DATA FOR THIS TASK:
=== Section Start ===

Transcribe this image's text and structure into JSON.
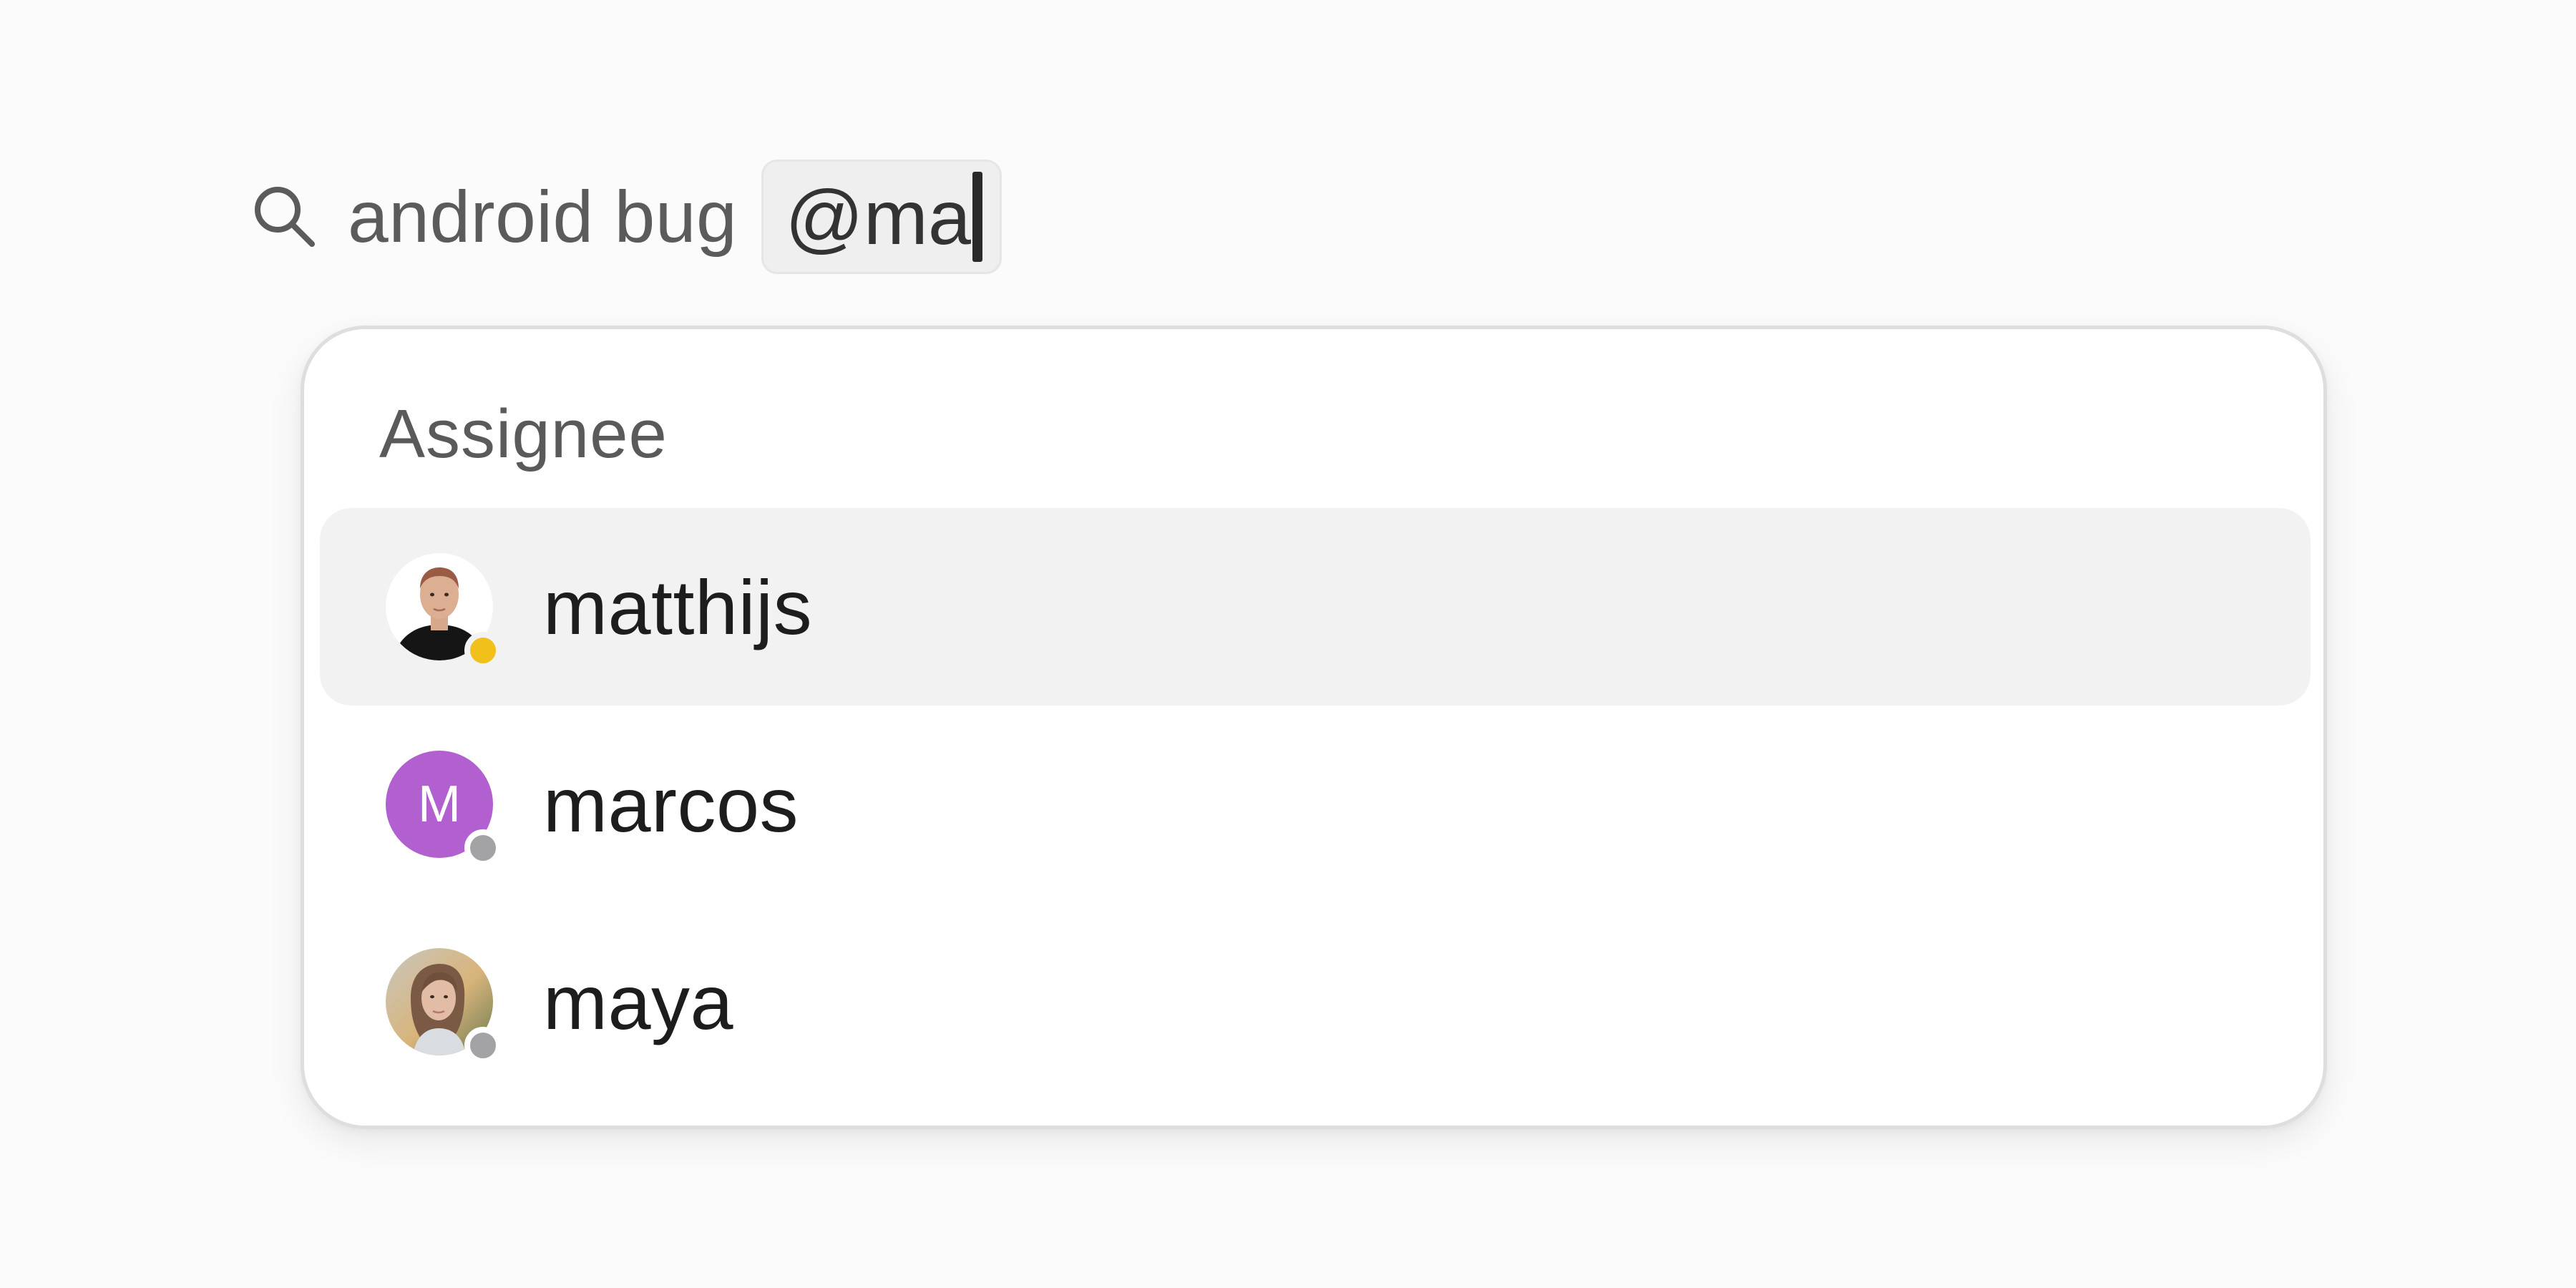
{
  "search": {
    "query": "android bug",
    "mention": "@ma"
  },
  "dropdown": {
    "header": "Assignee",
    "options": [
      {
        "label": "matthijs",
        "avatar": "photo-man",
        "status": "away",
        "status_color": "#f2c01a",
        "selected": true
      },
      {
        "label": "marcos",
        "avatar": "initial",
        "initial": "M",
        "avatar_color": "#b25fd0",
        "status": "offline",
        "status_color": "#a3a3a5",
        "selected": false
      },
      {
        "label": "maya",
        "avatar": "photo-woman",
        "status": "offline",
        "status_color": "#a3a3a5",
        "selected": false
      }
    ]
  }
}
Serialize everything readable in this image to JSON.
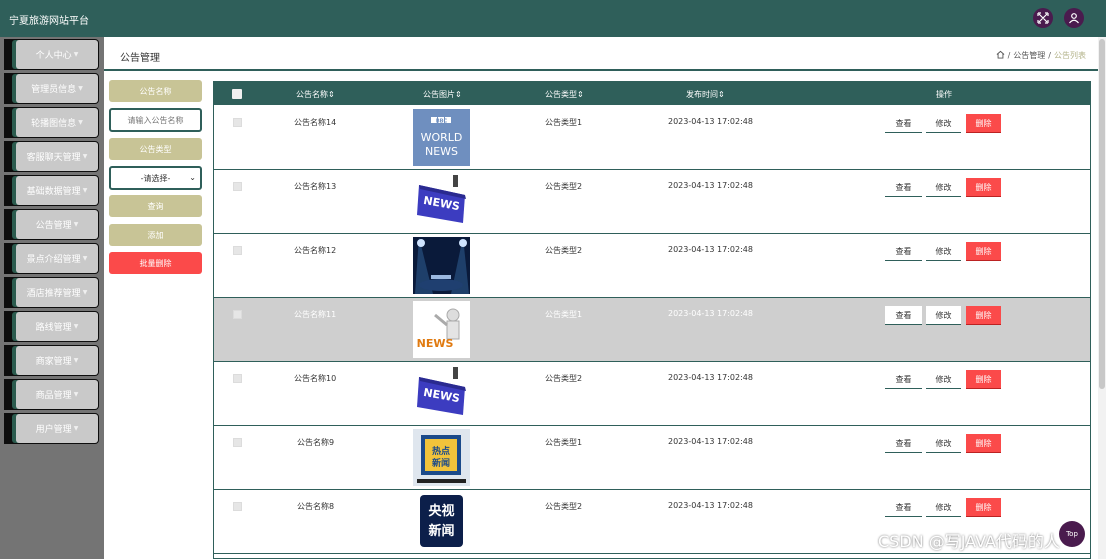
{
  "header": {
    "title": "宁夏旅游网站平台",
    "icons": [
      "fullscreen-icon",
      "user-icon"
    ]
  },
  "sidebar": {
    "items": [
      {
        "label": "个人中心"
      },
      {
        "label": "管理员信息"
      },
      {
        "label": "轮播图信息"
      },
      {
        "label": "客服聊天管理"
      },
      {
        "label": "基础数据管理"
      },
      {
        "label": "公告管理"
      },
      {
        "label": "景点介绍管理"
      },
      {
        "label": "酒店推荐管理"
      },
      {
        "label": "路线管理"
      },
      {
        "label": "商家管理"
      },
      {
        "label": "商品管理"
      },
      {
        "label": "用户管理"
      }
    ]
  },
  "breadcrumb": {
    "title": "公告管理",
    "path": [
      "公告管理",
      "公告列表"
    ],
    "sep": "/"
  },
  "filters": {
    "name_label": "公告名称",
    "name_placeholder": "请输入公告名称",
    "type_label": "公告类型",
    "type_selected": "-请选择-",
    "search_label": "查询",
    "add_label": "添加",
    "batch_delete_label": "批量删除"
  },
  "table": {
    "headers": {
      "name": "公告名称",
      "image": "公告图片",
      "type": "公告类型",
      "time": "发布时间",
      "ops": "操作"
    },
    "sort_glyph": "⇕",
    "actions": {
      "view": "查看",
      "edit": "修改",
      "delete": "删除"
    },
    "rows": [
      {
        "name": "公告名称14",
        "type": "公告类型1",
        "time": "2023-04-13 17:02:48",
        "image": "bbc-world-news"
      },
      {
        "name": "公告名称13",
        "type": "公告类型2",
        "time": "2023-04-13 17:02:48",
        "image": "news-3d"
      },
      {
        "name": "公告名称12",
        "type": "公告类型2",
        "time": "2023-04-13 17:02:48",
        "image": "stage-spotlight"
      },
      {
        "name": "公告名称11",
        "type": "公告类型1",
        "time": "2023-04-13 17:02:48",
        "image": "news-figure",
        "highlighted": true
      },
      {
        "name": "公告名称10",
        "type": "公告类型2",
        "time": "2023-04-13 17:02:48",
        "image": "news-3d"
      },
      {
        "name": "公告名称9",
        "type": "公告类型1",
        "time": "2023-04-13 17:02:48",
        "image": "hot-news"
      },
      {
        "name": "公告名称8",
        "type": "公告类型2",
        "time": "2023-04-13 17:02:48",
        "image": "cctv-news"
      }
    ]
  },
  "image_text": {
    "bbc": "BBC",
    "world": "WORLD",
    "news": "NEWS",
    "cctv_a": "央视",
    "cctv_b": "新闻",
    "hot_a": "热点",
    "hot_b": "新闻"
  },
  "watermark": "CSDN @写JAVA代码的人",
  "top_button": "Top",
  "colors": {
    "primary": "#2f5f5a",
    "danger": "#fb4a4a",
    "filter_btn": "#c8c496",
    "sidebar_bg": "#747474"
  }
}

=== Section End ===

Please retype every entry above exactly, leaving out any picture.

Transcribe this image's text and structure into JSON.
{
  "search": {
    "query": "android bug",
    "mention": "@ma"
  },
  "dropdown": {
    "header": "Assignee",
    "options": [
      {
        "label": "matthijs",
        "avatar": "photo-man",
        "status": "away",
        "status_color": "#f2c01a",
        "selected": true
      },
      {
        "label": "marcos",
        "avatar": "initial",
        "initial": "M",
        "avatar_color": "#b25fd0",
        "status": "offline",
        "status_color": "#a3a3a5",
        "selected": false
      },
      {
        "label": "maya",
        "avatar": "photo-woman",
        "status": "offline",
        "status_color": "#a3a3a5",
        "selected": false
      }
    ]
  }
}
Serialize everything readable in this image to JSON.
{
  "header": {
    "title": "宁夏旅游网站平台",
    "icons": [
      "fullscreen-icon",
      "user-icon"
    ]
  },
  "sidebar": {
    "items": [
      {
        "label": "个人中心"
      },
      {
        "label": "管理员信息"
      },
      {
        "label": "轮播图信息"
      },
      {
        "label": "客服聊天管理"
      },
      {
        "label": "基础数据管理"
      },
      {
        "label": "公告管理"
      },
      {
        "label": "景点介绍管理"
      },
      {
        "label": "酒店推荐管理"
      },
      {
        "label": "路线管理"
      },
      {
        "label": "商家管理"
      },
      {
        "label": "商品管理"
      },
      {
        "label": "用户管理"
      }
    ]
  },
  "breadcrumb": {
    "title": "公告管理",
    "path": [
      "公告管理",
      "公告列表"
    ],
    "sep": "/"
  },
  "filters": {
    "name_label": "公告名称",
    "name_placeholder": "请输入公告名称",
    "type_label": "公告类型",
    "type_selected": "-请选择-",
    "search_label": "查询",
    "add_label": "添加",
    "batch_delete_label": "批量删除"
  },
  "table": {
    "headers": {
      "name": "公告名称",
      "image": "公告图片",
      "type": "公告类型",
      "time": "发布时间",
      "ops": "操作"
    },
    "sort_glyph": "⇕",
    "actions": {
      "view": "查看",
      "edit": "修改",
      "delete": "删除"
    },
    "rows": [
      {
        "name": "公告名称14",
        "type": "公告类型1",
        "time": "2023-04-13 17:02:48",
        "image": "bbc-world-news"
      },
      {
        "name": "公告名称13",
        "type": "公告类型2",
        "time": "2023-04-13 17:02:48",
        "image": "news-3d"
      },
      {
        "name": "公告名称12",
        "type": "公告类型2",
        "time": "2023-04-13 17:02:48",
        "image": "stage-spotlight"
      },
      {
        "name": "公告名称11",
        "type": "公告类型1",
        "time": "2023-04-13 17:02:48",
        "image": "news-figure",
        "highlighted": true
      },
      {
        "name": "公告名称10",
        "type": "公告类型2",
        "time": "2023-04-13 17:02:48",
        "image": "news-3d"
      },
      {
        "name": "公告名称9",
        "type": "公告类型1",
        "time": "2023-04-13 17:02:48",
        "image": "hot-news"
      },
      {
        "name": "公告名称8",
        "type": "公告类型2",
        "time": "2023-04-13 17:02:48",
        "image": "cctv-news"
      }
    ]
  },
  "image_text": {
    "bbc": "BBC",
    "world": "WORLD",
    "news": "NEWS",
    "cctv_a": "央视",
    "cctv_b": "新闻",
    "hot_a": "热点",
    "hot_b": "新闻"
  },
  "watermark": "CSDN @写JAVA代码的人",
  "top_button": "Top",
  "colors": {
    "primary": "#2f5f5a",
    "danger": "#fb4a4a",
    "filter_btn": "#c8c496",
    "sidebar_bg": "#747474"
  }
}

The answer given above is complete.